Hi everyone and thanks to Marg for having me as a guest on her blog. We share the same publisher in Robert Hale UK, but my first release with that publisher isn't out until Feb 2007.
I live in the beautiful Southern Highlands area of New South Wales, Australia. I'm married with three children and have strong ties with Yorkshire, England.
I write historical fiction, contemporary novels and short stories all of which are set in both Yorkshire and Australia.
My first historical novel - a USA release, is Kitty McKenzie set in York, Yorkshire 1864. Left bankrupt and in charge of her siblings' welfare, Kitty faces an uncertain future that tests her strength of character.
For more information about me and my books please stroll over to my website or blog.
My Website: http://www.annewhitfield.com/ Blogspot - http://annewhitfield.blogspot.com/
Wednesday, October 04, 2006
Me thinks its about time I went to sea again.
Would love to write another sea story.
Currently reading Tom Pocock's Trafalgar.
Having walked on the decks of Nelson's flagship, HMS Victory, makes the action, which took place at sea 200 years ago, come alive (see HMS Victory post last month)
Have also just ordered from Amazon, the first five books in the Hornblower series. I am looking forward to reading those - if I can't sail away, I can at least dream a little.
Photo: Setting sail on board HM Bark Endeavour replica in the Indian Ocean off Perth, Western Australia (M Muir)
Goats are happy and all the kids have grown well.
The grass and weeds in the garden have gown too well and need major attention!
Last week I sent off my latest manuscript and must now wait to see if it is accepted.
I'm waiting to receive copies of The Twisting Vine published 31 August - they've not yet reached Western Australia!
Also waiting on Ulverscroft large print copies of Sea Dust - also not yet arrived. I'm anxious to know what the new edition looks like.
Must start thinking about next novel and start work on it in a couple of weeks.
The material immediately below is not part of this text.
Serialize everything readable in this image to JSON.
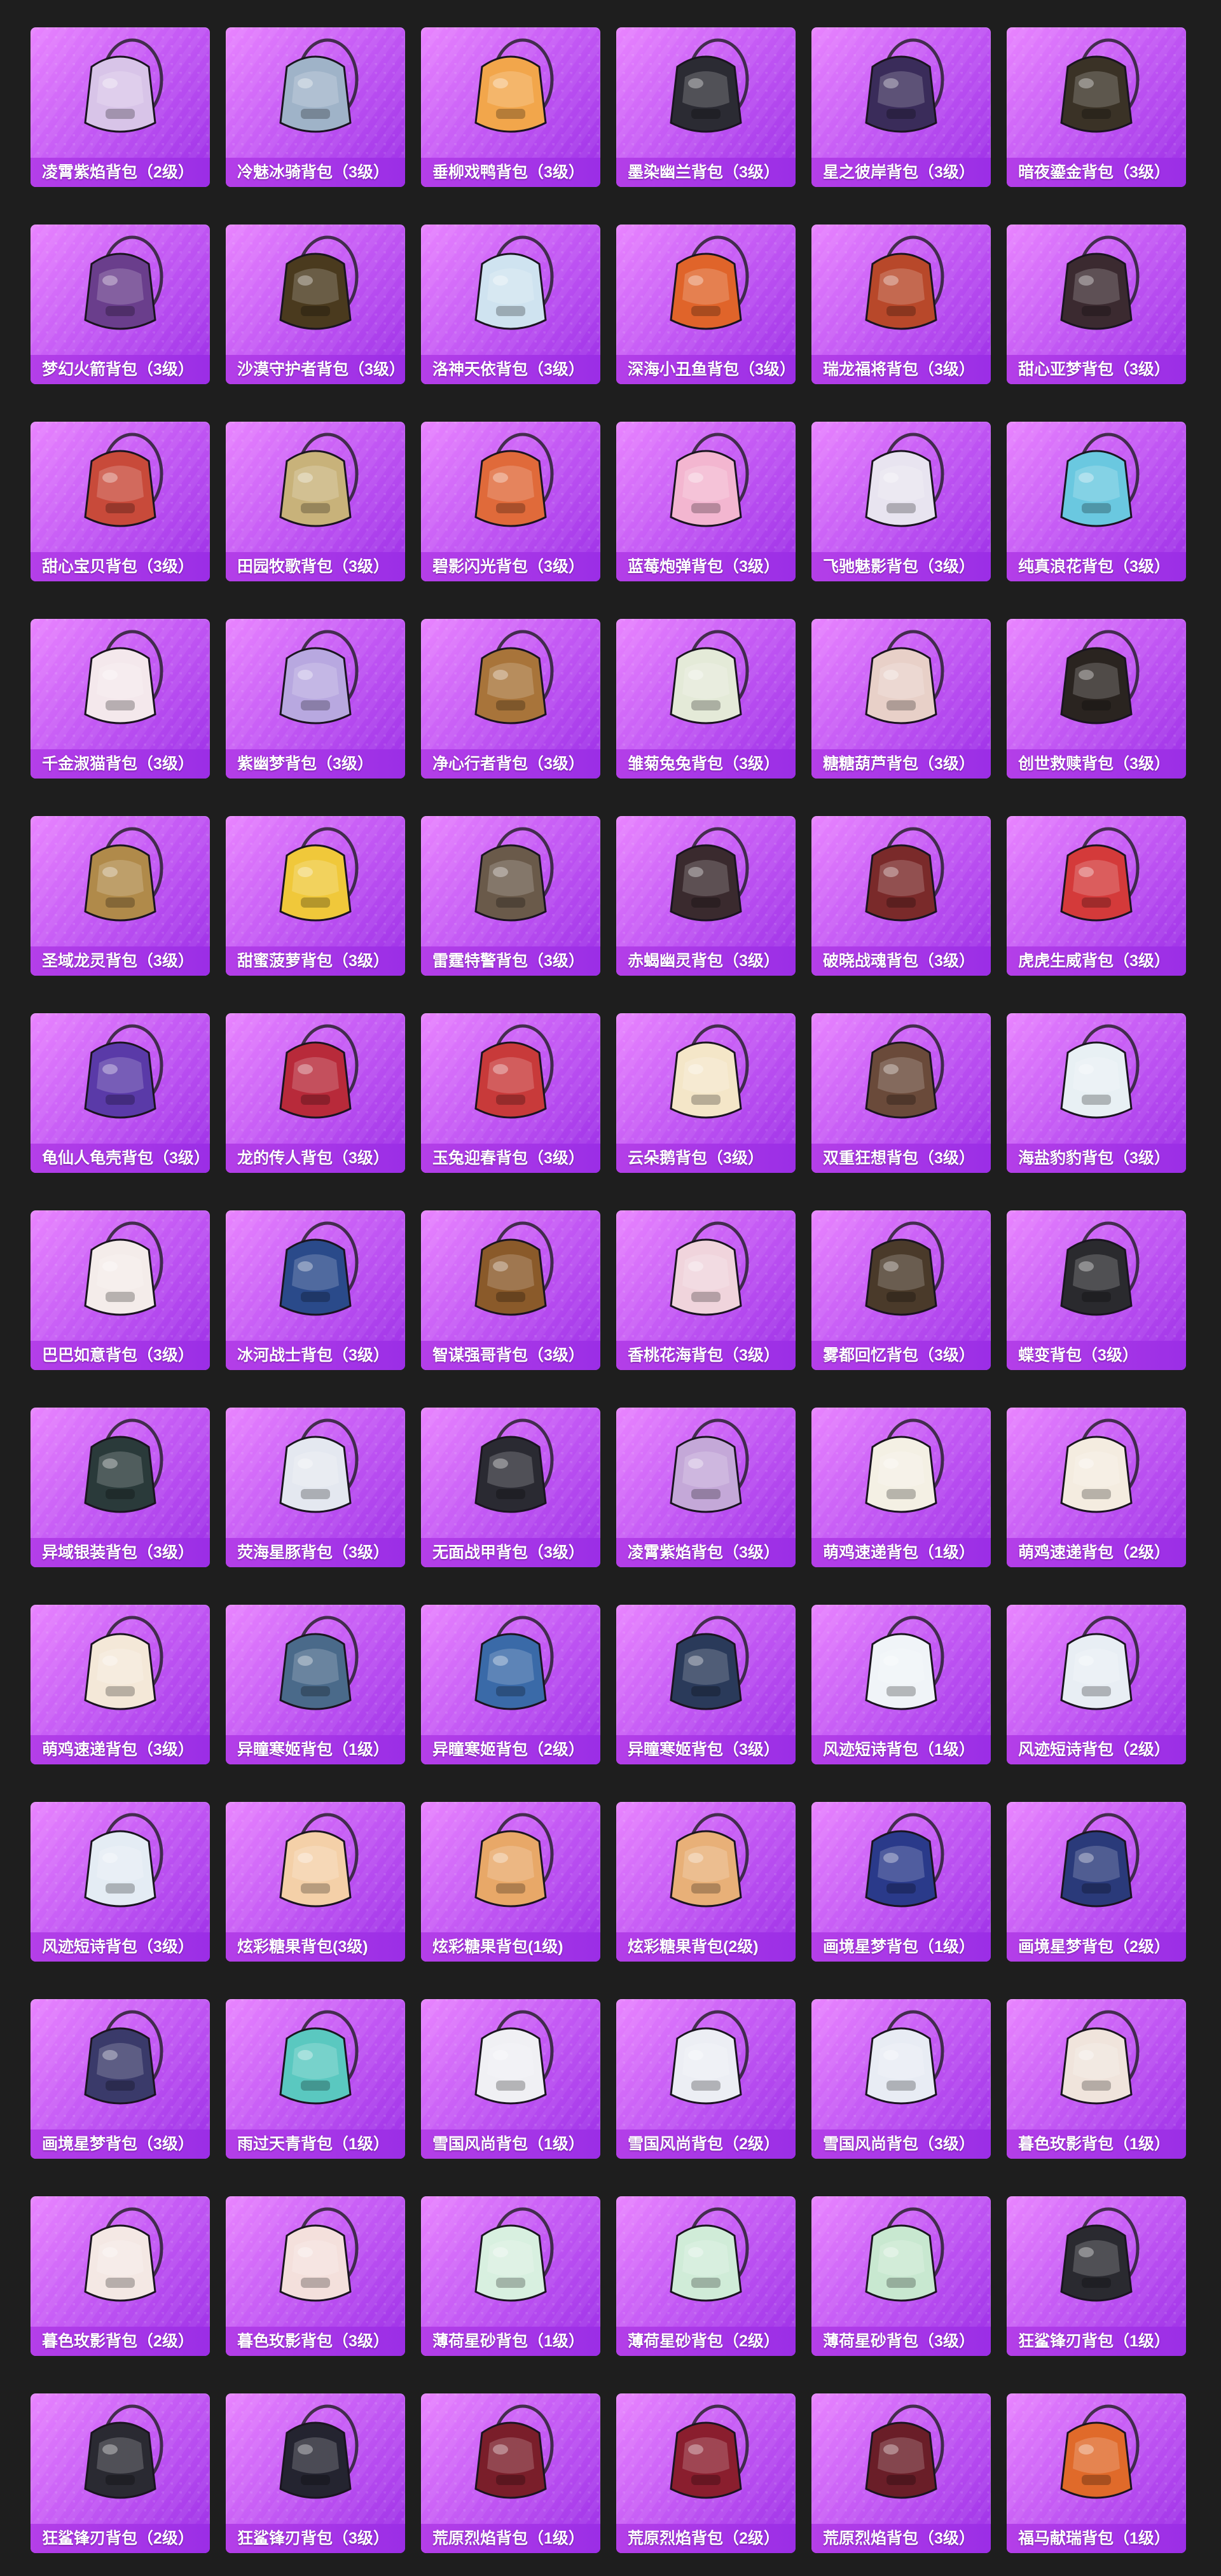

Must start planning a tall ship talk which I'm due to give to a Perth yacht club in a month's time.
Grandson coming to stay, so I guess all the above can wait for a few more days.